- The "Iai Slash" minigame in Rhythm Tengoku features various Tengu as the main enemies.
- The toriningen of Yume Nikki, being tall humanoids with long, beak-like noses. True to form, the angry variants carry off Madotsuki and place her in inescapable areas.
- Hana Tāka Daka!?, a Horizontal Scrolling Shooter for the PC Engine, stars a flying tengu.
- The first stage of Round 6 of Shinobi III: The Ninja Master has Karura, a crow tengu Mini-Boss that appears in a whirlwind of feathers.
- Tengu show up as teleporting monsters in Nethack. They offer a chance of granting teleport control if you eat their corpse, but this can also have the unintended effect of giving teleportitis instead, an intrinsic attribute which causes random teleportation at irregular intervals. This becomes a positive if teleportitis and teleport control are combined, essentially granting a free teleport every now and then at no power cost, making tengu farming via cursed scrolls of genocide a very attractive option.

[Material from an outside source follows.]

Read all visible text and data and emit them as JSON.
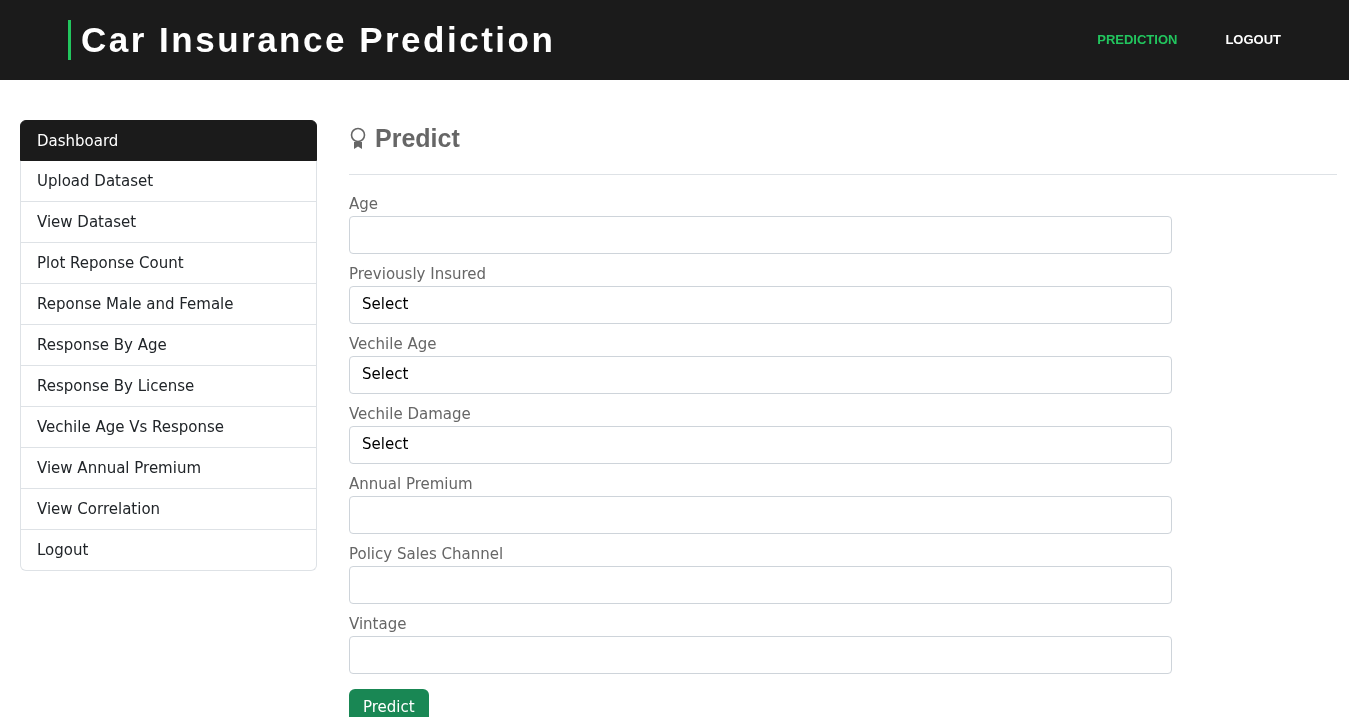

- In Angband, tengu are minor demons that can cast some teleport spells.
- One of the many characters you can kiss in Chulip
- The Pokémon Shiftry is a Grass and Dark type also based on a tengu. It has a long nose, fan-like leaves for hands, and even feet shaped like tengu geta. Its version counterpart (Ludicolo) is based on a Kappa.
- The Legend of the Mystical Ninja has a stage named Tengu Mountain, where the long noses of tengu heads carved out of rock can be used as platforms. There is also a Mini-Boss fight against three tengu warriors, one of which throws a yatsude leaf as a weapon.
- In the backstory of Metroid the Chozo started off as Ancient Egyptian Tengu IN SPACE, but had an epiphany in their twilight years that led them to reinvent themselves as peaceful scientists. Even in the present day, however, they are more than capable of training Samus into one of the galaxy's greatest warriors.
- Dungeon Crawl features tengu as both enemies and a playable race.
- As enemies, regular tengu and their conjurer and warrior counterparts are rather weak due to their low HP and weak spells, but tengu reavers are much beefier,physically hit harder,pack a punch with their elemental spells, and can summon a battlesphere that deals irresistible damage. Their king, Sojobo, packs similarly hard-hitting spells and is usually found with a court of fellow reavers.
- Similarly, as a race, tengu excel at all sorts of schools of fighting and are good at air magic and general conjuring. However, they have low HP and have to rely on dodging and simple running away to avoid damage.
- Several Yokai in Yo-kai Watch are modeled after tengu. Tengloom and Nird resemble anthropomorphic crows, but there's also a Yokai just called "Tengu" who resembles a more traditional tengu with a long nose. (There's also his Palette Swap, Flengu.)
- A tengu resembling the Hanataka variety is one of the many creatures you can summon in Scribblenauts and all it's sequels.
- In RuneScape's Player-Owned Ports minigame, the Agility-based client is the Tengu: a sapient mask of the long-nosed variety created to hold the knowledge of an entire sect of martial mystics, and an elderly, white-feathered crow man who willingly wears the mask and acts as his body.
- In Fate/Grand Order, Rider Minamoto-no-Yoshitsune (Ushiwakamaru) is said to have studied martial strategy under the tengu. She wears tengu-geta sandals and a feathered headdress to honor them, and her "Tengu's Strategies" skill increases the charge rate of her party's Noble Phantasm attacks.
- Tenma Taro in the case "The Monstrous Turnabout" of Phoenix Wright: Ace Attorney – Dual Destinies is modeled after a tengu, although he's not explicitly referred to as such in the English script.
- Chikage in Enchanted in the Moonlight is a tengu, although being as it's a romance game he lacks any trace of the traditional long nose and instead appears as a handsome young man with black-feathered wings.
- In Randy Cunningham: 9th Grade Ninja, the feathers of the Tengu were used to create the Ninja suit. In the episode "Evil Spirit Week," Howard becomes possessed by a Tengu.